- _ACTIVITY_: Find all the lines in the entries below that hold the word "Terminal" and copy them.

- _SUPPLIED MATERIAL_:
Content starts

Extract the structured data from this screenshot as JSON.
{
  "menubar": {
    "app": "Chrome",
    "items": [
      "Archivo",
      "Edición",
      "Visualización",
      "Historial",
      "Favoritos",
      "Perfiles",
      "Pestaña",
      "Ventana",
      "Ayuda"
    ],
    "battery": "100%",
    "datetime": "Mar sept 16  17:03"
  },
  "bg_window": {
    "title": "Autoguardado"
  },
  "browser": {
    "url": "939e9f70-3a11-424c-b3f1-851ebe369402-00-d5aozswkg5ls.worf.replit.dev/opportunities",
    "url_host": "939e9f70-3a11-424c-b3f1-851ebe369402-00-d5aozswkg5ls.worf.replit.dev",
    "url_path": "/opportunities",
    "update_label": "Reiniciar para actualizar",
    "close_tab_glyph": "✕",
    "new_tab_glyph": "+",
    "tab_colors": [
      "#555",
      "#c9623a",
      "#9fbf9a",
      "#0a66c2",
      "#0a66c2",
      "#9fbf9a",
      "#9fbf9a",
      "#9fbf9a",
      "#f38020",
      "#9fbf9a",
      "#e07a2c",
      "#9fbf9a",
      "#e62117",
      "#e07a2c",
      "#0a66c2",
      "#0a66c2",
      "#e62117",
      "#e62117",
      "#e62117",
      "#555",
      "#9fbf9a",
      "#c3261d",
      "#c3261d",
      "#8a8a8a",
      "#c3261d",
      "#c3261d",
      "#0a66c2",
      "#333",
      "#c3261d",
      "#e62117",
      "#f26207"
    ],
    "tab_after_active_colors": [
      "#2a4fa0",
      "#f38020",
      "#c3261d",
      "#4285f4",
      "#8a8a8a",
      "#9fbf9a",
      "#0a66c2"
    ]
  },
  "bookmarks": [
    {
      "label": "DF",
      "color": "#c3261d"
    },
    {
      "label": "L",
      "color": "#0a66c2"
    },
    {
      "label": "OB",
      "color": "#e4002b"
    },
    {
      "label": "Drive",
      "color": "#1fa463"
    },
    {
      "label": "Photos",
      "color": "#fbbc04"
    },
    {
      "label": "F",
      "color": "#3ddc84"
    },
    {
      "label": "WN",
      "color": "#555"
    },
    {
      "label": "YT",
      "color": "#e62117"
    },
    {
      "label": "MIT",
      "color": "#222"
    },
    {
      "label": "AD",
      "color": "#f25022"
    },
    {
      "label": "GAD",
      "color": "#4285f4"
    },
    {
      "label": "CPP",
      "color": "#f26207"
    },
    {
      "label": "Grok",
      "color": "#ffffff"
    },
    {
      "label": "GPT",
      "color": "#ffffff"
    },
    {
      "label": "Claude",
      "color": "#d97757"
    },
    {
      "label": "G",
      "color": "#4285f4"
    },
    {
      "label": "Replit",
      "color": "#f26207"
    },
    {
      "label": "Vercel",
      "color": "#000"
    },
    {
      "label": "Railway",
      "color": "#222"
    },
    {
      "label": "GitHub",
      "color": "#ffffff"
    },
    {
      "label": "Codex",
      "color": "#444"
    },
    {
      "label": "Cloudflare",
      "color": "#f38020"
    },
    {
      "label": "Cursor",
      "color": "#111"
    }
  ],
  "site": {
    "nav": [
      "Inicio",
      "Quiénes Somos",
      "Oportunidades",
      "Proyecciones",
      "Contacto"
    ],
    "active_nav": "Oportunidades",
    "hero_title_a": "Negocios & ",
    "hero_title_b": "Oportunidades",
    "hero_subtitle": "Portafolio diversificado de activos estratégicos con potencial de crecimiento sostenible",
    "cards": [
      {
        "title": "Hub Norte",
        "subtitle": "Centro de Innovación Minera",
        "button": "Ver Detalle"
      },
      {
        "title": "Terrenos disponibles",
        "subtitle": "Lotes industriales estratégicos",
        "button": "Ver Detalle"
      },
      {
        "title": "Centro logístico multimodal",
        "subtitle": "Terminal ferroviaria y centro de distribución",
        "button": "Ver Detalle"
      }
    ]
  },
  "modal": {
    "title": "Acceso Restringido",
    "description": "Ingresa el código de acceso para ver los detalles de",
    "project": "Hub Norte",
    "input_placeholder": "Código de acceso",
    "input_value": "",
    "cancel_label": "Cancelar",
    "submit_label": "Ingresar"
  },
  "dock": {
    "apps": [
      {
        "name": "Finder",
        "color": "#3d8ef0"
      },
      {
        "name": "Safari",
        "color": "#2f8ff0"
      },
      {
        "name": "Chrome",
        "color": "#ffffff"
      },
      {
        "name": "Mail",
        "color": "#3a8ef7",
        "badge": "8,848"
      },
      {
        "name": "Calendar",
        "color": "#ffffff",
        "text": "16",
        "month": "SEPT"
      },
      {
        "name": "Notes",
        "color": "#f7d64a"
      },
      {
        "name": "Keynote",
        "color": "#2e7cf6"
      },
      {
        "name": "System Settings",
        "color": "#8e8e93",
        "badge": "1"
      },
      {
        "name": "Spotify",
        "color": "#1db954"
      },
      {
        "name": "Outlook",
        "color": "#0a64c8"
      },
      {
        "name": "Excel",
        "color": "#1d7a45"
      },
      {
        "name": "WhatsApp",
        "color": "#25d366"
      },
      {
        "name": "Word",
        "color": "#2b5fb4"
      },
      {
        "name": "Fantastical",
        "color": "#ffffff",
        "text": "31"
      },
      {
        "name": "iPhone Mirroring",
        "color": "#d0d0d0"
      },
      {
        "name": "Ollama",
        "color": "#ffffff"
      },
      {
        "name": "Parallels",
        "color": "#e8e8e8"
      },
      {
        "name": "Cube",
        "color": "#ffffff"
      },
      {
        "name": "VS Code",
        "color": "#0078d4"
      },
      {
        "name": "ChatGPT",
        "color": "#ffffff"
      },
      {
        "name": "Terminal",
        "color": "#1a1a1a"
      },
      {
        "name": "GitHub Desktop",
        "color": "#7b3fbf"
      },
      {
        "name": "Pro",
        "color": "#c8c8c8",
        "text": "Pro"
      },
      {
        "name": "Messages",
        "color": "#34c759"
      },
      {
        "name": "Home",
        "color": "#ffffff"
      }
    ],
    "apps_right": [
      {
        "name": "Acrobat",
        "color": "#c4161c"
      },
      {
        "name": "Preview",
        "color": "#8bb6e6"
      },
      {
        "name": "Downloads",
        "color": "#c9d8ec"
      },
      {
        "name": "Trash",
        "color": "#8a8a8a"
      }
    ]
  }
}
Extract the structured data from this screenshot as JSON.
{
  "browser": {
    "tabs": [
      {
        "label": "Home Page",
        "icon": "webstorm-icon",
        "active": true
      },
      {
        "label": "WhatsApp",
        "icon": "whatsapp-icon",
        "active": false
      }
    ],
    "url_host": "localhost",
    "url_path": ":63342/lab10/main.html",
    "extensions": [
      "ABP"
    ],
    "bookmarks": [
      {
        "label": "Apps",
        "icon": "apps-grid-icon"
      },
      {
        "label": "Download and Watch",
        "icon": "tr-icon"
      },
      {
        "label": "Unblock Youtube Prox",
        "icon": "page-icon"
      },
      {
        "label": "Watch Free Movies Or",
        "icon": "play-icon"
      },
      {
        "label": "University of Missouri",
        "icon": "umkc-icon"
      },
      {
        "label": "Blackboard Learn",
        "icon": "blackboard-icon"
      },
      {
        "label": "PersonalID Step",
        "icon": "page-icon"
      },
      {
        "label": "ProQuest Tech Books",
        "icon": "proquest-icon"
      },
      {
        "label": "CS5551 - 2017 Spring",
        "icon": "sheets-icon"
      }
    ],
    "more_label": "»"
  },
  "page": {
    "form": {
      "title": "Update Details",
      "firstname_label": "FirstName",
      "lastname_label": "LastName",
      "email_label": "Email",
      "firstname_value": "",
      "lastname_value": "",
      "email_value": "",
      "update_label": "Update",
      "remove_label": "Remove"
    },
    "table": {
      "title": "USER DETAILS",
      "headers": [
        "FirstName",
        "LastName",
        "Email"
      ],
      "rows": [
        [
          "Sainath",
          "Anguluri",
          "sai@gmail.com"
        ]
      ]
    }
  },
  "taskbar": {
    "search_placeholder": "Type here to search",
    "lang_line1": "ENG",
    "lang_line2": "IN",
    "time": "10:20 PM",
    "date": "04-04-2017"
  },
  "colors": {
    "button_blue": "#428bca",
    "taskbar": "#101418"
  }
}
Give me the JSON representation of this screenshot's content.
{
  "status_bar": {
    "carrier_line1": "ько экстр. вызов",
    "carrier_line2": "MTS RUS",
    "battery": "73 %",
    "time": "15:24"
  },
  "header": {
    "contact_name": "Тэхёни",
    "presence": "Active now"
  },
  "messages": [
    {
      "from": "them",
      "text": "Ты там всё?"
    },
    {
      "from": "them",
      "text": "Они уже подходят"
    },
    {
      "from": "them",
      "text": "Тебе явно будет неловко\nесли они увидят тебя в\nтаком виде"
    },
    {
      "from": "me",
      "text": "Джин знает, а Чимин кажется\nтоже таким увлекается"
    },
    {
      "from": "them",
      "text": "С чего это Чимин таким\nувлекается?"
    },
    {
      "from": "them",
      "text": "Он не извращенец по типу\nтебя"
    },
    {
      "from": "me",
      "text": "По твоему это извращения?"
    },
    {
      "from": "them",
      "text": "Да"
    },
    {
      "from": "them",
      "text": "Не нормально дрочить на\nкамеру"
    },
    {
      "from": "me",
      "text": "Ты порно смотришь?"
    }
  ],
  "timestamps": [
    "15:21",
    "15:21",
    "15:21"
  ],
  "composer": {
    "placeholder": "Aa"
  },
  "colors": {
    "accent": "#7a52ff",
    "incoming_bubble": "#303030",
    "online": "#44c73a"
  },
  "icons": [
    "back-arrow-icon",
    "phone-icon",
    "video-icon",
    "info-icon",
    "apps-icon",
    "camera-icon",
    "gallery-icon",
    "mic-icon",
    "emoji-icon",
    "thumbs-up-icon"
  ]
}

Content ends

- _RESULT OF THE TASK_:
        "subtitle": "Terminal ferroviaria y centro de distribución",
        "name": "Terminal",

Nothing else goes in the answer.